Another serious concern is the extremely steep escalation in penalties and fines for non-compliance. The survey revealed that members are concerned about paying pension fund contributions on time and the impact of missing the deadline. A substantial number felt that the penalties, interest and fines are unreasonable, not taking into account of the reality of cashflow in construction companies.

It was pointed out that FIMA expects full compliance but in the meantime, construction companies are left in the lurch by the government who does not pay on time, or pay at all for construction work that has been completed.

It was suggested that the non-payment of contributions should result in far less harsher penalties, for example fines of only one per cent of the total contribution. These harsh penalties could also result in retrenchments, especially if there are no financial resources available for the employer contribution.

90% of responding employers said that the penalties were too steep. Some even considered it an abuse of power. Some felt that the proposed penalties would discourage employers to register their employees with a pension fund as the risks was too high. The implications are that one transgression – e.g. a technical glitch – could lead to financial hardship due to the penalties imposed.

No pension fund instead of ruinous penalties

Businesses that were experiencing financial distress, would be better off not to provide the benefits of employer contribution to pension funds. Mandatory pension fund contributions – such as in the construction sector and proposed penalties for late payments, would mean that some employers would employ the absolute minimum or even close their businesses. Some fear that the magnitude of proposed penalties when businesses are already facing financial difficulties, could mean that businesses cease to exists with the consequences of ever lesser current and future financial security for employees.

Under FIMA, a trustee or a principal officer can be charged with a criminal offense, despite many offenses being a result of unintended administrative failure. Fines and administrative penalties can vary from N$500,000 or 12 months imprisonment up to N$10 million or ten years imprisonment. All responding employers felt that the fines and penalties were too high, to the extent that one felt that all principal officers and trustees should be advised to resign. The penalties were also considered to be out of proportion when compared with other offenses, and indeed criminal offenses. However, some felt that the proposed penalties should be applied to repetitive offenders.
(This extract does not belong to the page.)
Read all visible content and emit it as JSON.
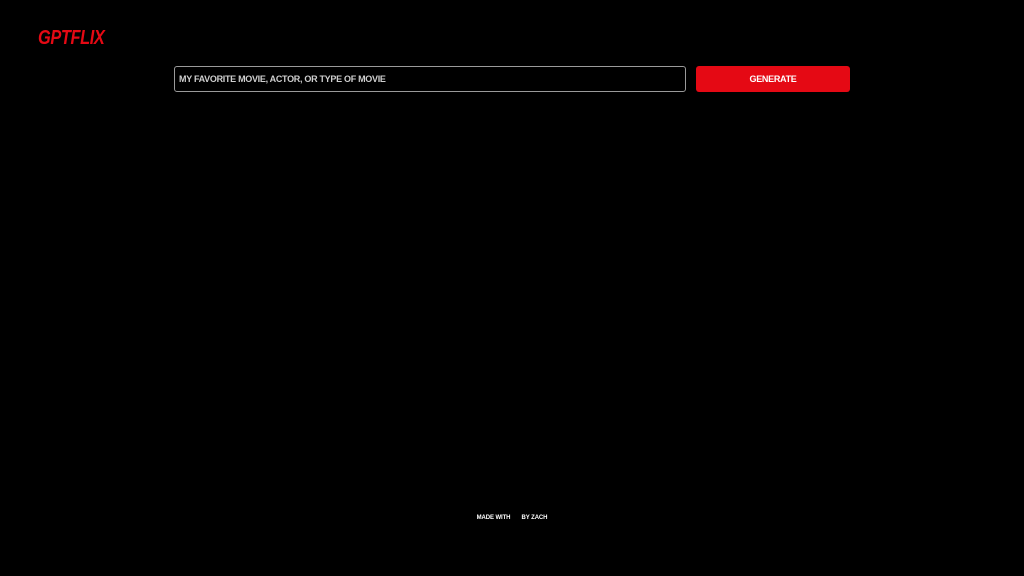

With regard to proposed level of fines and penalties, it would be likely that trustees would no longer be volunteered, due to the risk involved. The further implication is that the expertise required to administrate a pension fund will become prohibitively expensive due to the severe regulatory risk.

“Some existing pension funds are too small to fulfill the requirements of NAMFISA, if one were to take into consideration their current asset base and the level of membership. The costs of compliance requirements would essentially undermine the benefits that members can receive. That may lead to the development of “umbrella funds”, where the management of smaller funds will be absorbed by a larger fund. When asked about whether they would be in favour of this development despite that funds might loose their individual characteristics originally defined and based on the needs of their members, 72 % of responding employers mentioned that they were unsure about the developments of umbrella funds, 18% were against it and 9% were in support of the development of umbrella funds,” stated the Federation.

Employers in the construction sector – as a result of the gazetted Collective Agreement for the construction industry – are legally required to register their workers with a pension / retirement fund. Excessive penalties therefore can have a huge implication for employers in the construction sector.


About The Author

The Staff Reporter

The staff reporter is the most senior in-house Economist reporter. This designation is frequently used by the editor for articles submitted by third parties, especially businesses, but which had to be rewritten completely. - Ed.